## Available data

---*---

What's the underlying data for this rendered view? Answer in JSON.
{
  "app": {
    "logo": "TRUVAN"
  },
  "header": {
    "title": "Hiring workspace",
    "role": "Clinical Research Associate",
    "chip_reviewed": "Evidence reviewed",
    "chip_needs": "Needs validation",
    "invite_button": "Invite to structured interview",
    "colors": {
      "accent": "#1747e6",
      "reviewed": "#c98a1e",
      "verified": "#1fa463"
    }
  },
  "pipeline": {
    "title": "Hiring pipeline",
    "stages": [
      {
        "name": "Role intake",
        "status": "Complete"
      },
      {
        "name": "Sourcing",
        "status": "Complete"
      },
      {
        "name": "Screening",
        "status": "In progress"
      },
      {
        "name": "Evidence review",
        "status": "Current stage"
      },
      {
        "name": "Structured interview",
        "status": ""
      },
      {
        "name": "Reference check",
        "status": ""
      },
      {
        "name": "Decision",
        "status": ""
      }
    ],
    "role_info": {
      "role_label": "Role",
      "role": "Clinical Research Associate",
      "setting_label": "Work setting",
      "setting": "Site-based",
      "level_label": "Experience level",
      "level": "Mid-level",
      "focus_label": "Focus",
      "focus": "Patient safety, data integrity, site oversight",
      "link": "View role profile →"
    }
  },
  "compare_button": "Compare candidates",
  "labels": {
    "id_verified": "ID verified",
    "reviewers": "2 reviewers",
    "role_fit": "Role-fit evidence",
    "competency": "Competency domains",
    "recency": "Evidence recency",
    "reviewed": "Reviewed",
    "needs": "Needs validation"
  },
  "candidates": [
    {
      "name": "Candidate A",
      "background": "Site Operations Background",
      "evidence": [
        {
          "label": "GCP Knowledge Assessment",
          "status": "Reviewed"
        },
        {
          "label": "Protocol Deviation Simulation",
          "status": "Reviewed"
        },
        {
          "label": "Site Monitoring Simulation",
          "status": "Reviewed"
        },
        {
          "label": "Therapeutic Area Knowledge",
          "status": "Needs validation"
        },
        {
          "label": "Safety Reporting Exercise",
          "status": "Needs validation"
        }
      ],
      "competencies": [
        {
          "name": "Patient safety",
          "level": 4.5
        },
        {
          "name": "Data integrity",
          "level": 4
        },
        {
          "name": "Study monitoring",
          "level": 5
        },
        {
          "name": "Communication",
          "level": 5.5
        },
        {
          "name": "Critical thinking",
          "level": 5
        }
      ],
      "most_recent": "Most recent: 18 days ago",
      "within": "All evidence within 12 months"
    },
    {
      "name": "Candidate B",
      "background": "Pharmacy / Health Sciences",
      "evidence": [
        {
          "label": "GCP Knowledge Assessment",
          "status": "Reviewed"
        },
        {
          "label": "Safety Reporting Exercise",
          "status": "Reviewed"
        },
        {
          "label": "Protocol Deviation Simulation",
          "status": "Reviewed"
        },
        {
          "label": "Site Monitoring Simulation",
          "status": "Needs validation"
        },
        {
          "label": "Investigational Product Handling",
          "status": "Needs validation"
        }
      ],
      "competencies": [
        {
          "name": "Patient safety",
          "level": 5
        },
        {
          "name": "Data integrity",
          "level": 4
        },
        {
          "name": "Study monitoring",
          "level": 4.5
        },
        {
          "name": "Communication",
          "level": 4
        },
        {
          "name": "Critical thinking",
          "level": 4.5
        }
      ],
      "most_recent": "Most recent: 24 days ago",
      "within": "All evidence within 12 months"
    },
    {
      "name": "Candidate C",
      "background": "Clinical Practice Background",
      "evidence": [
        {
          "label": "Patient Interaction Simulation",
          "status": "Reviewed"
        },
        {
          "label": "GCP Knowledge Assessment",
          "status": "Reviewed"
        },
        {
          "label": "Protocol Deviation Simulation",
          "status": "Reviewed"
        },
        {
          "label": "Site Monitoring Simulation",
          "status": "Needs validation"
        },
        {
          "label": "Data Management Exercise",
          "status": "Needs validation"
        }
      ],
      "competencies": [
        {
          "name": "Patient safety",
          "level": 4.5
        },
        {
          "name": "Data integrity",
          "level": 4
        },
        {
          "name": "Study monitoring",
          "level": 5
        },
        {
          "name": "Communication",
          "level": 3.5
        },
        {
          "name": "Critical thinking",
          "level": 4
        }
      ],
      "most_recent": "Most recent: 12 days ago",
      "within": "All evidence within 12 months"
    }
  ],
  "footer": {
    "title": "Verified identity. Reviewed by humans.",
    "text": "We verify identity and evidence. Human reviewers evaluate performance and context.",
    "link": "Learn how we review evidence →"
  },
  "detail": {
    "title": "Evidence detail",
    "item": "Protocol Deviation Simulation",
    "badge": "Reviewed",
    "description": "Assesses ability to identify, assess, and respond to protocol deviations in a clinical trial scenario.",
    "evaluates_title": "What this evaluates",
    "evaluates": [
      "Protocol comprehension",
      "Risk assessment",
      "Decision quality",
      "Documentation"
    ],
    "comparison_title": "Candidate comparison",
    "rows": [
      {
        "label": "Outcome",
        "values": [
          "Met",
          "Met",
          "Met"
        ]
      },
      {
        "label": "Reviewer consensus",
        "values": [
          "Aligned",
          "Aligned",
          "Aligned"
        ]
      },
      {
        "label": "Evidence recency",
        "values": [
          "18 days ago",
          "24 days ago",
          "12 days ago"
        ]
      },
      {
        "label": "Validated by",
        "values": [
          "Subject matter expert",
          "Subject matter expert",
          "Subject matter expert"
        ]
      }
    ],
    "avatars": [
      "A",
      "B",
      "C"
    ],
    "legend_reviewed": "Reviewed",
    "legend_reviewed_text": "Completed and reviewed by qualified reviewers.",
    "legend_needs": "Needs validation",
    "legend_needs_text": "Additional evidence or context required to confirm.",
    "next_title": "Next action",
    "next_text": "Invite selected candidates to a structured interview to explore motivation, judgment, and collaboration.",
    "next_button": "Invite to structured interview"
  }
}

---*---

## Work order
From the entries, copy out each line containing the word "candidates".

## Task solution
  "compare_button": "Compare candidates",
  "candidates": [
    "next_text": "Invite selected candidates to a structured interview to explore motivation, judgment, and collaboration.",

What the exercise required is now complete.